Assessing Social Learning

Even when assessing learning it is necessary to review and rethink methodologies and technologies: it is clear that old logics cannot be used and applied to new paradigms, but the whole framework of learning processes, of the individual and – more in general – of the company, must be reviewed. A large amount of research is heading in the direction of using Social Network Analysis (SNA) to assess training and learning.

In the early 2000s, we used a Social Network Analysis project involving a department of a large University in the US to assess over 100 people. We tried to understand how these people collaborated with one another, where they would go to ask for help and how they used social networks to solve their everyday problems.

Understanding the essential nodes of the department network was an important starting point on the path to an organizational change. In a very similar way, today’s companies need to take in consideration new analytics and innovative assessment models to reconfigure their structure. The knowledge lying in most companies is not properly connected. Very often certain people work on some problems without knowing what others are doing, without any awareness. When analyzing the results of learning on both an individual and organizational level, we need to rethink the way in which we identify and analyze the results of the training interventions. Analysis tools play an important role in the mapping of organizational knowledge. In this sense, the analyses provide us with a model to start from to reconfigure our company. In the past, leaders have sometimes taken decisions blindly. For example, the joining of two departments was carried out because it made sense financially.

Very little attention has therefore ever been paid to knowledge and to how learning and the building of knowledge could be influenced. With this type of analysis we can better understand these “blind spots” and eliminate the risks in reconfiguring the departments in our company.

In this sense the Kirkpatrick model (based on an individual assessment of the impacts of training) – well-known to those in charge of assessing learning – can be revisited and evolved into a wider assessment approach extending the analysis levels to a larger and “network” dimension, also able to assess the most widespread organizational impacts that involve the communities found within the company (see fig. 4). Specifically we ask ourselves: in what way are collaborative networks emerging? At the end of the training course, which networks have been improved and what new cores have been born? How is knowledge moving inside the company? Have internal affinities towards the course themes changed? How should work teams be organized to improve company efficacy and efficiency?

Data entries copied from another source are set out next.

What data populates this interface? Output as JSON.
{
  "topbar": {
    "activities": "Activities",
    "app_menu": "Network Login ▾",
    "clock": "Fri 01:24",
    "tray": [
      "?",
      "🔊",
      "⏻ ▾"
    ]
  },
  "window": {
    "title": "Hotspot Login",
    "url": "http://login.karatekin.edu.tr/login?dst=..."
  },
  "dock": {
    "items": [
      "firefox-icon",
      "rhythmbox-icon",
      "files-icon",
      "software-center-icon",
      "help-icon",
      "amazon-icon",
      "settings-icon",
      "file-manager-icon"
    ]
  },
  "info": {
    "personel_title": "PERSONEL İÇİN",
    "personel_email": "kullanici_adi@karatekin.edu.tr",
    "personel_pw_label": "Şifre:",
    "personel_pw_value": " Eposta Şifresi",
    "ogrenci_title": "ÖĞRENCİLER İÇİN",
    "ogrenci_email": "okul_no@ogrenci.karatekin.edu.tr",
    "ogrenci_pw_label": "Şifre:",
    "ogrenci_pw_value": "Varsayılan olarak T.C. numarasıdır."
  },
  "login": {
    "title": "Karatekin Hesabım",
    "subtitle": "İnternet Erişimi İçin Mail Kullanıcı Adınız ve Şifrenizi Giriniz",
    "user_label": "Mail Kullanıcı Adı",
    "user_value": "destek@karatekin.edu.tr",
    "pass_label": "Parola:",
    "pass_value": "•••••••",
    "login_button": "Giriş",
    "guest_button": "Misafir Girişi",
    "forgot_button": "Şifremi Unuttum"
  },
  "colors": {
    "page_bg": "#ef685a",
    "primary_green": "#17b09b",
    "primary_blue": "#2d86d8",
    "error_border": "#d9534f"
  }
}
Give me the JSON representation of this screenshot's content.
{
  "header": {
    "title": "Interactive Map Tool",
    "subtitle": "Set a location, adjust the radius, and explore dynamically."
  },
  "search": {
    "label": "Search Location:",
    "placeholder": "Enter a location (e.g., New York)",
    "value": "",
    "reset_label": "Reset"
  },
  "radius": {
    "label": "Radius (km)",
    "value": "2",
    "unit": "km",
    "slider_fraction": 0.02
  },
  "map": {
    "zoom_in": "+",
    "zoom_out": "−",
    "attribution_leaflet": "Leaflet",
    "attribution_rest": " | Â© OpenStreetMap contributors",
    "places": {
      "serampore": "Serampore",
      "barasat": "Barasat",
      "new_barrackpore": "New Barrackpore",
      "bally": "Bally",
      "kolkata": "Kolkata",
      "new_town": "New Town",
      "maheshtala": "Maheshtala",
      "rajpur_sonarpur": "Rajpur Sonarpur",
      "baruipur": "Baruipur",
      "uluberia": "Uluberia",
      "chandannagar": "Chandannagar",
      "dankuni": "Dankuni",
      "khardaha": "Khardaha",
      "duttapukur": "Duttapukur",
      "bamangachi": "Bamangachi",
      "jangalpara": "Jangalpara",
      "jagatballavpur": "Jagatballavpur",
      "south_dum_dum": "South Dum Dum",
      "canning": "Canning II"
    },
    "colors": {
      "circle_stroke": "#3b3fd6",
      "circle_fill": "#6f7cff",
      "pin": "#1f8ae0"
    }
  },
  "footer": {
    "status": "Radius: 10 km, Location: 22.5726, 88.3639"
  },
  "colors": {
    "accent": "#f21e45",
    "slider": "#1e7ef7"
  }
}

We can therefore identify four other dimensions to support those initially provided for by the model, in order to better assess the impacts that the training course has on the working network:

  • Affinities: at the end of the course has the level of affinity of the participants changed towards to the themes dealt with and the more general goals?
  • Social Knowledge: through the training course was knowledge spread inside the company by taking advantage of informal networks?
  • Network Creation: have collaborative groups and new links within the course been created that can then be extended to the rest of the company?
  • Network Development: have we developed the creative cores already present?

The integration of these “new” assessment methodologies and processes within the classic models that are already well-known to those in charge of training allows us to have a complete assessment framework of the company and fully understand the formal and informal exchanges within the company.


  1. For references to the Connectivist approach please consult the George Siemens volume: Knowing Knowledge
  2. SCORM (Sharable Content Object Reference Model) means a reference model which allows the independent exchange of contents on the platform. A WBT (Web Based Training) is a training package supplied on the web.
  3. At the level of psychology of new media (Riva, 2008) we define the concept of presence as the feeling of being inside a digital environment given by the possibility of putting into practice our own intentions.